Although a consensus appears to have formed around the choice of SOFR as the replacement rate for USD LIBOR, and current legislative proposals appear to contemplate this consensus, not all market participants are in agreement as to the methodology for adjusting for the inherent differences between USD LIBOR and SOFR.5 In particular, certain regional banks have expressed support for the use of a credit sensitive rate/dynamic credit spread to SOFR for use in the commercial lending/line of credit markets to help better align banks' replacement lending benchmark rates with their costs of funds.
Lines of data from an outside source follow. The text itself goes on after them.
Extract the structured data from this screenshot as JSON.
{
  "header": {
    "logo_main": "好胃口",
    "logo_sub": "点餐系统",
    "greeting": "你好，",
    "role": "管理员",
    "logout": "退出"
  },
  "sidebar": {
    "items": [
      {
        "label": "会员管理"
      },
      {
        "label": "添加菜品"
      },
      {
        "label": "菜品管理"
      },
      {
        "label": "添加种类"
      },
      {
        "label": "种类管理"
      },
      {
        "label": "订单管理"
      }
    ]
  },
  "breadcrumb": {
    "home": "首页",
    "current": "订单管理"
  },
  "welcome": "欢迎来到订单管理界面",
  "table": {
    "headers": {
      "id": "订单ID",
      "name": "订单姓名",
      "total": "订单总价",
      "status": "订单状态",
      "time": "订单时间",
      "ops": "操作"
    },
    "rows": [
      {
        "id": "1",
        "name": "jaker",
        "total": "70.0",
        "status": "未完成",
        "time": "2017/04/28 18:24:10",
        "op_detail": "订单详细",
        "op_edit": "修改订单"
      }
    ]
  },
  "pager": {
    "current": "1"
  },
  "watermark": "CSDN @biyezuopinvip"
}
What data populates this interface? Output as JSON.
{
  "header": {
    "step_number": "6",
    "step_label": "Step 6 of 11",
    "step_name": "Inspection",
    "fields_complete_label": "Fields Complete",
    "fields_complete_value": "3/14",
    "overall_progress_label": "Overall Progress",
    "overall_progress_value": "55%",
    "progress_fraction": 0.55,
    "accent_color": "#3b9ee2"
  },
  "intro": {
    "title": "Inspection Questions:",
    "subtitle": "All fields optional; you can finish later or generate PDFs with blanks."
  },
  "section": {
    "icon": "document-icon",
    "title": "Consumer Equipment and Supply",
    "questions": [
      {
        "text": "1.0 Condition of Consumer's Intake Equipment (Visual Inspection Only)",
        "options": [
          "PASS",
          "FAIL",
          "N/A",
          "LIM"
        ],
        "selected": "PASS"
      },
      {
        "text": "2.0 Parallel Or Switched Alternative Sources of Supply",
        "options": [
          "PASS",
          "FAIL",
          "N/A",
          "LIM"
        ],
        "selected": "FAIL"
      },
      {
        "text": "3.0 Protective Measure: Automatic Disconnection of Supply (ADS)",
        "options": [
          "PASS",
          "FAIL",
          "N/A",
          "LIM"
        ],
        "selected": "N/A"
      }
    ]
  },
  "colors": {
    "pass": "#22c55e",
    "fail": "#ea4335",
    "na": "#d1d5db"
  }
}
An industry working group convened to advocate for the use of a credit sensitive rate, the "Credit Sensitivity Group," is in ongoing discussions with the official sector to address these banks' concerns regarding the macroeconomic, safety and soundness, and financial stability implications of decoupling borrowing and lending rates.6 These discussions have yet to produce a broadly acceptable viable alternative to SOFR in these markets; however, concerns have been raised that the potential adoption by some lenders of alternative rates such as the ICE Bank Yield Index or Ameribor (both of which incorporate a credit spread) may further complicate any timely transition from USD LIBOR to SOFR, including by stymieing efforts to develop liquidity in SOFR cash and derivatives markets by December 31, 2021.

We will continue to monitor and report on developments in this area.